In childbirth it is a perfect boon. I have often said that I should like to have its
merits thrown on the sky with a search-light, so that all women would read, and
be convinced that there is a remedy for their sufferings '
k women have been Benefited by Mrs. Pinkham's Advice and Medicine
You Will Realize that "Thev Live Well Who
Live Cleanly," if You Use
THE EXCELLENCE OF SYRUP OF FIGS
is due not only to the originality and
simplicity of the combination, but also
to the care and skill with which it is
manufactured by scientific processes
known to the CALIFORNIA FIG SYRUP
Co. only, and we wish to impress upon
all the importance of purchasing the
true and original remedy. As the
genuine Syrup of Figs is manufactured
by the CALIFORNIA FIG SYRUP Co.
only, a knowledge of that fact will
assist one in avoiding the worthless
imitations manufactured by other par
ties. The high standing of the CALI
FORNIA FIG SYRUP Co. with the medi
cal profession, and the satisfaction
which the genuine Syrup of Figs has
given to millions of families, makes

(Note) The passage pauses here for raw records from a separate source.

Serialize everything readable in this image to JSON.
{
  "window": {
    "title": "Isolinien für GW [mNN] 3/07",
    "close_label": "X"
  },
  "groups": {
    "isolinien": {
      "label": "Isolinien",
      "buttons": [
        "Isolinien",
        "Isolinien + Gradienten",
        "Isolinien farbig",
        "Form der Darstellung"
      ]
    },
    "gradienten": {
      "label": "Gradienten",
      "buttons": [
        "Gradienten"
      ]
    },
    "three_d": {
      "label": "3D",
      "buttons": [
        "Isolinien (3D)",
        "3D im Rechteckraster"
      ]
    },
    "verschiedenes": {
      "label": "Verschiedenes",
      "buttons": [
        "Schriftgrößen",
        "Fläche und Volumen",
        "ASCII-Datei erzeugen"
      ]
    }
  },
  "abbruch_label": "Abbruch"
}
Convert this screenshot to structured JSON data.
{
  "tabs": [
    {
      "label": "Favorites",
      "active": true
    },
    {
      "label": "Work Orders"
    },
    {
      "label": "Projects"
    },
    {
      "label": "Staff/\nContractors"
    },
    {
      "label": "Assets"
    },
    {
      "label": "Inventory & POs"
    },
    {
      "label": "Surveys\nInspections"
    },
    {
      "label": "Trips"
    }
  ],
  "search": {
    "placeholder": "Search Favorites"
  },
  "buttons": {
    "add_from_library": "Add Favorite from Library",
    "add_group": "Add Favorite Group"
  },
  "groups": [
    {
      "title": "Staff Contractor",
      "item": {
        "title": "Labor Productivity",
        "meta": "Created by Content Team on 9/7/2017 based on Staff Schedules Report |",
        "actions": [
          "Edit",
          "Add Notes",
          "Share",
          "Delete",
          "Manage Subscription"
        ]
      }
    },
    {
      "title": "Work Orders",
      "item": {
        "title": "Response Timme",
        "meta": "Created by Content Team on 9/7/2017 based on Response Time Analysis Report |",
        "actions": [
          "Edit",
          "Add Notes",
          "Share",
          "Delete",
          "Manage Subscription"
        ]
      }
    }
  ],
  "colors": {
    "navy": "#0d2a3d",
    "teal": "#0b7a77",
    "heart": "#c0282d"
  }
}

the name of the Company a guaranty
of the excellence of its remedy. It is
far in advance of all other laxatives,
as it acts on the kidneys, liver and
bowels without irritating or weaken
ing them, and it does not gripe nor
nauseate. In order to get its beneficial
effects, please remember the name of
CALIFORNIA FIG SYRUP CO.
SAN FRANCISCO, C»L.
LOUISVILLE, FTJ. NEW YOKE. N.T.
. . . TRY . . .
The History cfJOHNSON'S
I for Malaria, Chills and Fever, and Liver Com
' plaints, is unparalleled in the annals of a medicine
THEY CURE. NO MERCURY.
THE HAPPY MEDICINE CO..
West New Brighton, 5.1., Borough of Richmond, H.Y,
00 YOO WANT A HOME?
109.000 ACRES S=s s H
and fnld on long time and eauy pnfymeiUN, a little
each year. Come and see us or wri e. Tlifi TRU
MAN MOSS STATE BANK, Sanilac Center, Mich ,
THE TRUMAN MOSS ESTATE,
C'l'QHWfll, Stmiluc Co., Midi.
. rocured on cash, or easy instalments. VOWLES &
! I KXB, I'atenr Attorneys, '237 Broadway, N. Y.
n DA DO V NEW DISCOVERY; fi*«»
U■ % ■ O ■ quick roliflf and curas worafc
caiea. Seed «r book of testimonials and 10 days'
' trotWHßt Fre». Dr H M QUEENS eows, Atlanta. Qa.-
I 1 'oreeyes,Tise^ 1 1 Thompson's Eye Water